HISTORY OF THE LAND
People have called the Choccolocco Valley home for nearly 12,000 years. Such a long expanse of time is difficult to imagine so it might be helpful to think of this great expanse as different “periods” of time. The “Prehistoric Periods” include the “Paleoindian,” the “Archaic,” the “Woodland,” and the “Mississippi.” These were all intervals of time that passed before there were written records of the people that lived in the valley. They are known to us through their material culture which archaeologists excavate and attempt to interpret. Beginning with the Protohistoric “Shattering of the Mississippian World” we begin to catch glimpses in the written record of the inhabitants of the valley. By about A.D. 1730 we enter the Historic Period when the residents of the valley were ancestors of the modern-day “Muscogee (Creek) Nation.” In fact, the valley is named after the principal town of the Arbeka people who lived here until they were forcibly removed west of the Mississippi River. We refer to the years between A.D. 1840 and 1861 as the “Antebellum Period.” After the Civil War ended in 1865, the valley began to take on its modern-day appearance and we refer to this time as the “Industrialization and Urbanization Period.” Choccolocco Park features an interpretive trail that allows visitors to learn about all of these periods.
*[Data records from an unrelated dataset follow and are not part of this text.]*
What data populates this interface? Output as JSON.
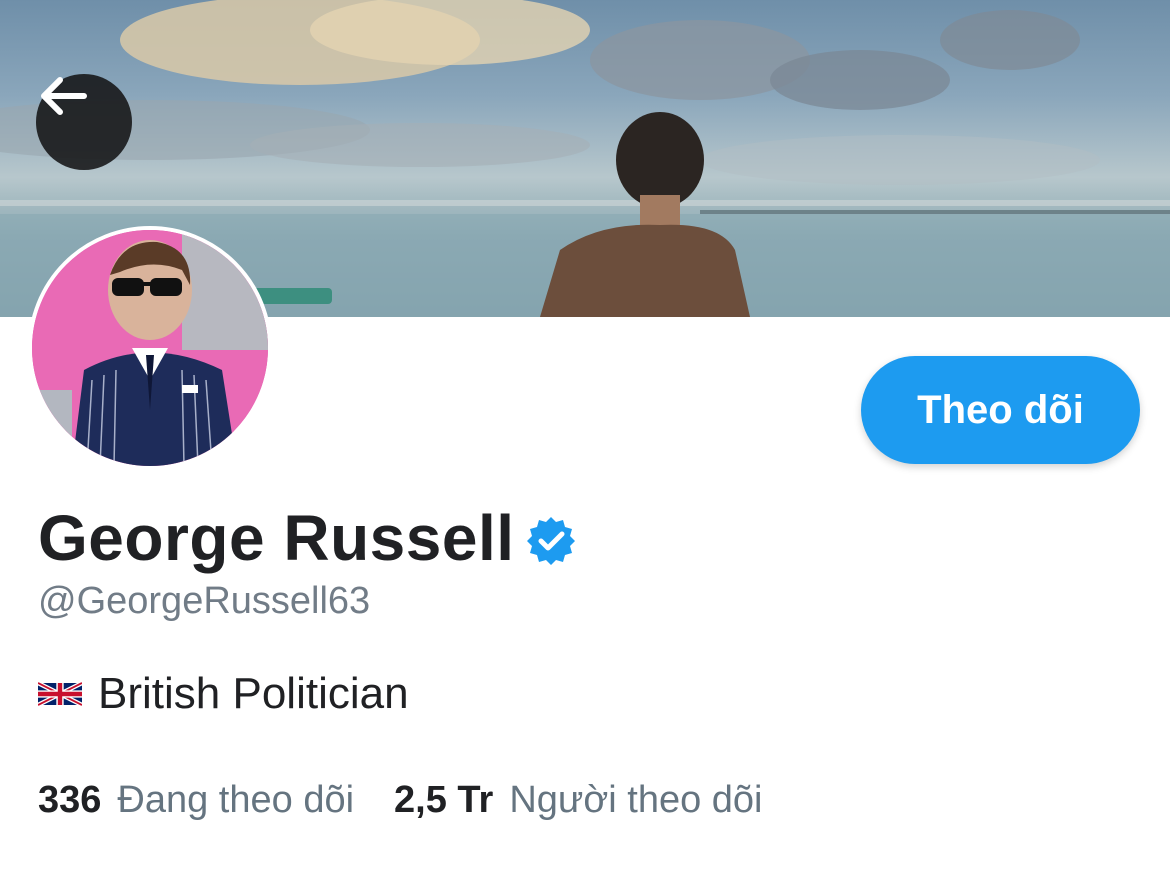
{
  "profile": {
    "display_name": "George Russell",
    "handle": "@GeorgeRussell63",
    "bio": "British Politician",
    "verified_icon": "verified-badge-icon",
    "flag_icon": "uk-flag-icon"
  },
  "actions": {
    "follow_label": "Theo dõi",
    "back_icon": "arrow-left-icon"
  },
  "stats": {
    "following_count": "336",
    "following_label": "Đang theo dõi",
    "followers_count": "2,5 Tr",
    "followers_label": "Người theo dõi"
  },
  "colors": {
    "accent": "#1d9bf0",
    "text_primary": "#202124",
    "text_secondary": "#717c87"
  }
}
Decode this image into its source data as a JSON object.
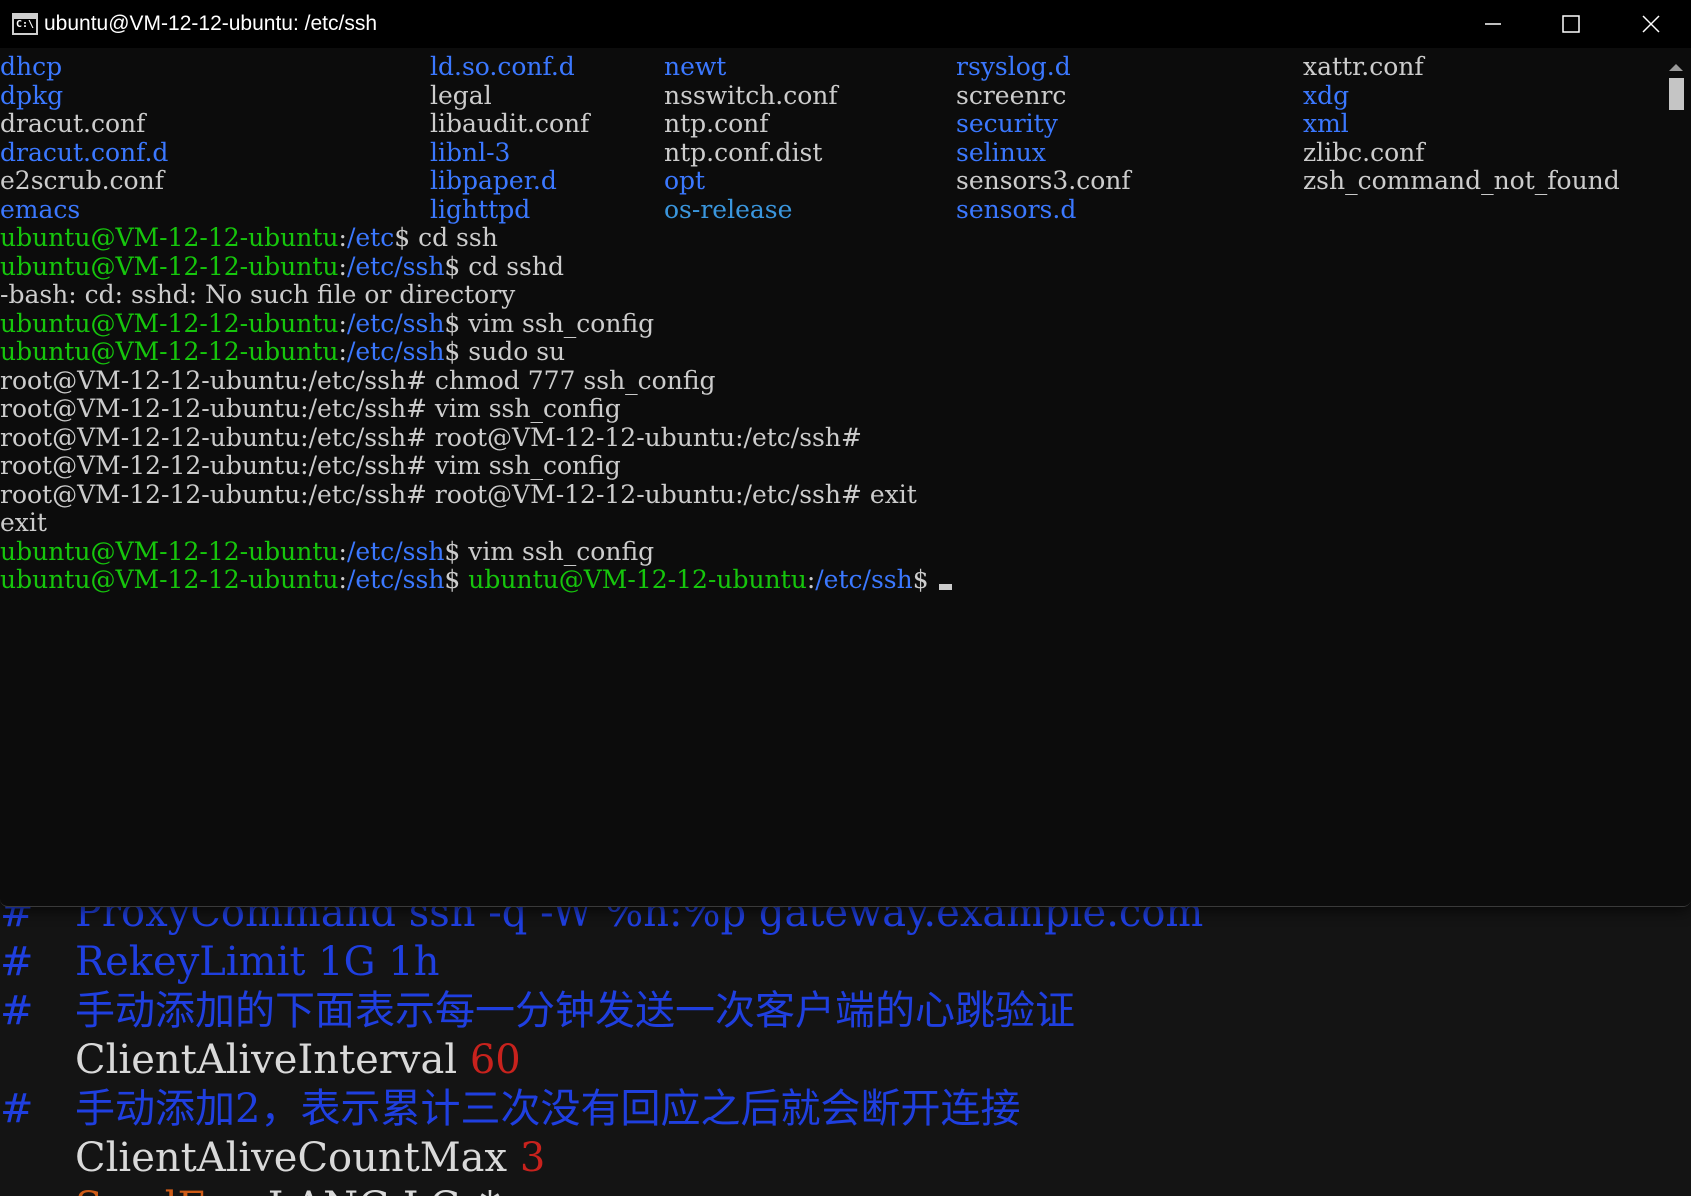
{
  "window": {
    "title": "ubuntu@VM-12-12-ubuntu: /etc/ssh",
    "app_icon_text": "C:\\",
    "icons": {
      "minimize": "minimize-icon",
      "maximize": "maximize-icon",
      "close": "close-icon"
    }
  },
  "terminal": {
    "listing": [
      [
        "dhcp",
        "ld.so.conf.d",
        "newt",
        "rsyslog.d",
        "xattr.conf"
      ],
      [
        "dpkg",
        "legal",
        "nsswitch.conf",
        "screenrc",
        "xdg"
      ],
      [
        "dracut.conf",
        "libaudit.conf",
        "ntp.conf",
        "security",
        "xml"
      ],
      [
        "dracut.conf.d",
        "libnl-3",
        "ntp.conf.dist",
        "selinux",
        "zlibc.conf"
      ],
      [
        "e2scrub.conf",
        "libpaper.d",
        "opt",
        "sensors3.conf",
        "zsh_command_not_found"
      ],
      [
        "emacs",
        "lighttpd",
        "os-release",
        "sensors.d",
        ""
      ]
    ],
    "listing_colors": [
      [
        "blue",
        "blue",
        "blue",
        "blue",
        "white"
      ],
      [
        "blue",
        "white",
        "white",
        "white",
        "blue"
      ],
      [
        "white",
        "white",
        "white",
        "blue",
        "blue"
      ],
      [
        "blue",
        "blue",
        "white",
        "blue",
        "white"
      ],
      [
        "white",
        "blue",
        "blue",
        "white",
        "white"
      ],
      [
        "blue",
        "blue",
        "teal",
        "blue",
        "white"
      ]
    ],
    "lines": [
      {
        "user": "ubuntu@VM-12-12-ubuntu",
        "sep": ":",
        "path": "/etc",
        "sym": "$",
        "cmd": " cd ssh"
      },
      {
        "user": "ubuntu@VM-12-12-ubuntu",
        "sep": ":",
        "path": "/etc/ssh",
        "sym": "$",
        "cmd": " cd sshd"
      },
      {
        "plain": "-bash: cd: sshd: No such file or directory"
      },
      {
        "user": "ubuntu@VM-12-12-ubuntu",
        "sep": ":",
        "path": "/etc/ssh",
        "sym": "$",
        "cmd": " vim ssh_config"
      },
      {
        "user": "ubuntu@VM-12-12-ubuntu",
        "sep": ":",
        "path": "/etc/ssh",
        "sym": "$",
        "cmd": " sudo su"
      },
      {
        "plain": "root@VM-12-12-ubuntu:/etc/ssh# chmod 777 ssh_config"
      },
      {
        "plain": "root@VM-12-12-ubuntu:/etc/ssh# vim ssh_config"
      },
      {
        "plain": "root@VM-12-12-ubuntu:/etc/ssh# root@VM-12-12-ubuntu:/etc/ssh#"
      },
      {
        "plain": "root@VM-12-12-ubuntu:/etc/ssh# vim ssh_config"
      },
      {
        "plain": "root@VM-12-12-ubuntu:/etc/ssh# root@VM-12-12-ubuntu:/etc/ssh# exit"
      },
      {
        "plain": "exit"
      },
      {
        "user": "ubuntu@VM-12-12-ubuntu",
        "sep": ":",
        "path": "/etc/ssh",
        "sym": "$",
        "cmd": " vim ssh_config"
      }
    ],
    "last_line": {
      "user": "ubuntu@VM-12-12-ubuntu",
      "sep": ":",
      "path": "/etc/ssh",
      "sym": "$ ",
      "user2": "ubuntu@VM-12-12-ubuntu",
      "sep2": ":",
      "path2": "/etc/ssh",
      "sym2": "$ "
    }
  },
  "background_vim": {
    "lines": [
      {
        "gutter": "#",
        "code": "ProxyCommand ssh -q -W %h:%p gateway.example.com",
        "color": "blue"
      },
      {
        "gutter": "#",
        "code": "RekeyLimit 1G 1h",
        "color": "blue"
      },
      {
        "gutter": "#",
        "code": "手动添加的下面表示每一分钟发送一次客户端的心跳验证",
        "color": "blue"
      },
      {
        "gutter": "",
        "code": "ClientAliveInterval ",
        "value": "60",
        "color": "white"
      },
      {
        "gutter": "#",
        "code": "手动添加2，表示累计三次没有回应之后就会断开连接",
        "color": "blue"
      },
      {
        "gutter": "",
        "code": "ClientAliveCountMax ",
        "value": "3",
        "color": "white"
      },
      {
        "gutter": "",
        "code": "SendEnv",
        "rest": " LANG LC_*",
        "color": "orange"
      }
    ]
  },
  "colors": {
    "green": "#16c60c",
    "blue": "#3b78ff",
    "white": "#cccccc",
    "teal": "#3a96dd",
    "vim_blue": "#1f3fe0",
    "vim_red": "#c8221d",
    "vim_orange": "#cf5c17"
  }
}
The interpretive trail winds through what was once the 19th century Muscogee (Creek) Nation town of Choccolocco. Archaeologists have found evidence that Native Americans began coming to this place about 8,000 B.C. during the Archaic Period. This period covers a vast expanse of time and as more research becomes available, archaeologists will be able to better define human adaptations in the valley during this period. By 1,250 B.C. the Woodland Period people in the valley began establishing more permanent settlements and by about 100 B.C. work first started on the earthen mound at the park. During the Woodland Period, the earthen mound may have been one of several “conical” mounds. However, people living during the Mississippi Period expanded it into a pyramidal platform mound about A.D. 1000. By A.D. 1730, the people living in the region had organized themselves into a type of confederation that would become known as the Muscogee (Creek) Nation in order to speak with one voice when negotiating with the various European (and later American) governments. In the 1830s, the residents of Choccolocco Town were forcibly removed to Oklahoma during the “Trail of Tears.”
During the Antebellum Period, people flooded into the valley and began developing an agricultural economy that was supplemented by the development of some of the earliest iron furnaces in Alabama. During the Civil War, iron furnaces in the valley produced high-quality iron that was shipped to the Confederate Arsenal at Selma. After the Civil War, the industrialization of the valley began in earnest with furnaces entering the production of iron for an international market. These furnaces were first fueled by charcoal. Here at Choccolocco Park, archaeologists have identified several charcoal production pits in which local farmers made charcoal for the iron furnaces in the valley until about 1900.